        This post was just a starter, what people usually think and how they validate their decisions. However, I am sure more is coming. The more I study the Holy Scriptures, the more it becomes clear that HaShem works according to patterns. And the Jewish Feast were a shadow for what was/is to come. So for me it makes sense that Yeshua fulfilled the passover exactly the way HaShem ordained it to be kept.
        Looking forward to the next post.

        1. Julia Blum

          Thank you for your questions Bill, – and thank you so much for your answer, Rahel! You are right, this post was just a starter, more is coming . I started with the traditional view – but in my next post, I will present other views as well. As I wrote, I don’t claim to have the final answers, I just want to bring some Hebrew insights into this discussion. I believe they are absolutely necessary if we want to understand when and how the crucifixion happened.

    2. Julia Blum

      Hi Karl, if the Lords supper was the Passover Seder, they were indeed reclining; unfortunately, I am quite limited in my choice of the pictures, therefore not always I can find a picture that would completely correspond to my message. Besides, I am not even sure it was Seder; I will write more about in my next post.

    3. John Moyes
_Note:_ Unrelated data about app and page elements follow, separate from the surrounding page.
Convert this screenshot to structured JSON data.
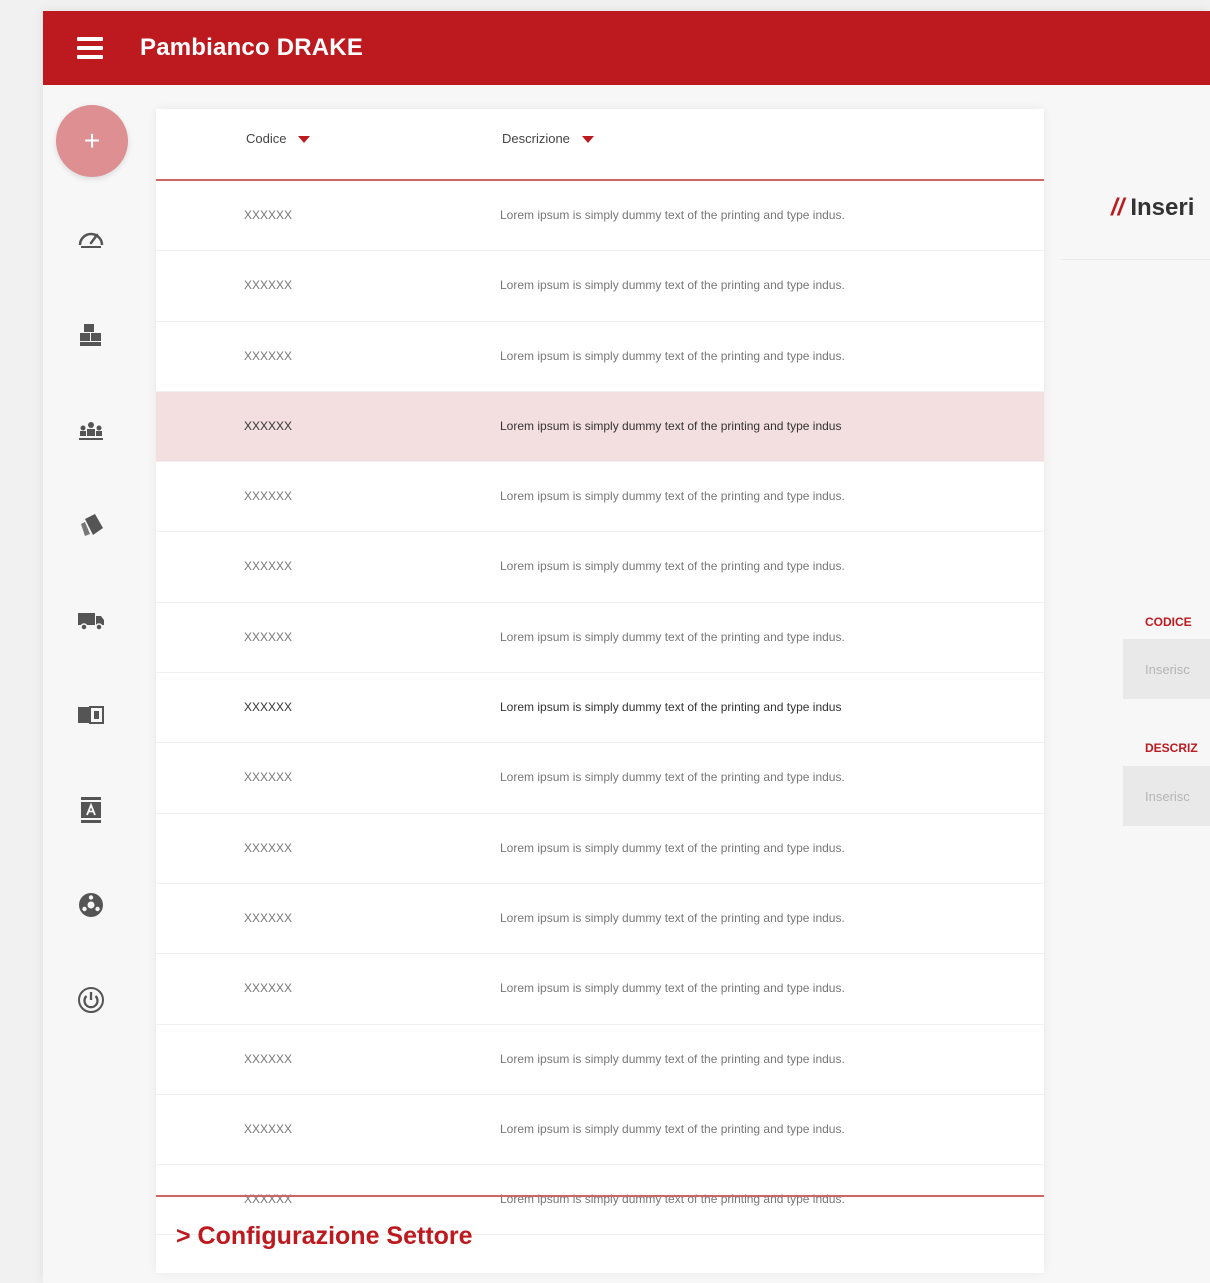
{
  "header": {
    "title": "Pambianco DRAKE",
    "menu_icon": "hamburger-icon"
  },
  "sidebar": {
    "fab_label": "+",
    "icons": [
      "dashboard-icon",
      "warehouse-icon",
      "team-icon",
      "labels-icon",
      "truck-icon",
      "card-icon",
      "font-book-icon",
      "settings-icon",
      "power-icon"
    ]
  },
  "table": {
    "columns": [
      {
        "label": "Codice"
      },
      {
        "label": "Descrizione"
      }
    ],
    "rows": [
      {
        "code": "XXXXXX",
        "desc": "Lorem ipsum is simply dummy text of the printing and type indus."
      },
      {
        "code": "XXXXXX",
        "desc": "Lorem ipsum is simply dummy text of the printing and type indus."
      },
      {
        "code": "XXXXXX",
        "desc": "Lorem ipsum is simply dummy text of the printing and type indus."
      },
      {
        "code": "XXXXXX",
        "desc": "Lorem ipsum is simply dummy text of the printing and type indus"
      },
      {
        "code": "XXXXXX",
        "desc": "Lorem ipsum is simply dummy text of the printing and type indus."
      },
      {
        "code": "XXXXXX",
        "desc": "Lorem ipsum is simply dummy text of the printing and type indus."
      },
      {
        "code": "XXXXXX",
        "desc": "Lorem ipsum is simply dummy text of the printing and type indus."
      },
      {
        "code": "XXXXXX",
        "desc": "Lorem ipsum is simply dummy text of the printing and type indus"
      },
      {
        "code": "XXXXXX",
        "desc": "Lorem ipsum is simply dummy text of the printing and type indus."
      },
      {
        "code": "XXXXXX",
        "desc": "Lorem ipsum is simply dummy text of the printing and type indus."
      },
      {
        "code": "XXXXXX",
        "desc": "Lorem ipsum is simply dummy text of the printing and type indus."
      },
      {
        "code": "XXXXXX",
        "desc": "Lorem ipsum is simply dummy text of the printing and type indus."
      },
      {
        "code": "XXXXXX",
        "desc": "Lorem ipsum is simply dummy text of the printing and type indus."
      },
      {
        "code": "XXXXXX",
        "desc": "Lorem ipsum is simply dummy text of the printing and type indus."
      },
      {
        "code": "XXXXXX",
        "desc": "Lorem ipsum is simply dummy text of the printing and type indus."
      }
    ],
    "selected_row": 4,
    "bold_row": 8,
    "footer_title": "> Configurazione Settore"
  },
  "form": {
    "title_prefix": "//",
    "title": "Inseri",
    "fields": [
      {
        "label": "CODICE",
        "placeholder": "Inserisc"
      },
      {
        "label": "DESCRIZ",
        "placeholder": "Inserisc"
      }
    ]
  },
  "colors": {
    "brand": "#bd1a1f",
    "fab": "#dd8f92",
    "selected_row": "#f4dfe0"
  }
}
      There is a book called “What really happened the day Jesus Died by Marriat Dinsmore who was an atheist trying to prove the Bible was a myth the result after much searching he became a Christian and wrote the book mentioned above. where he proves that the Biblical account was three literal days and nights. It is hard to dispute his writing and he actually places the reader in Jerusalem at the time. and talks about the three Sabbaths in a row. Well worth reading.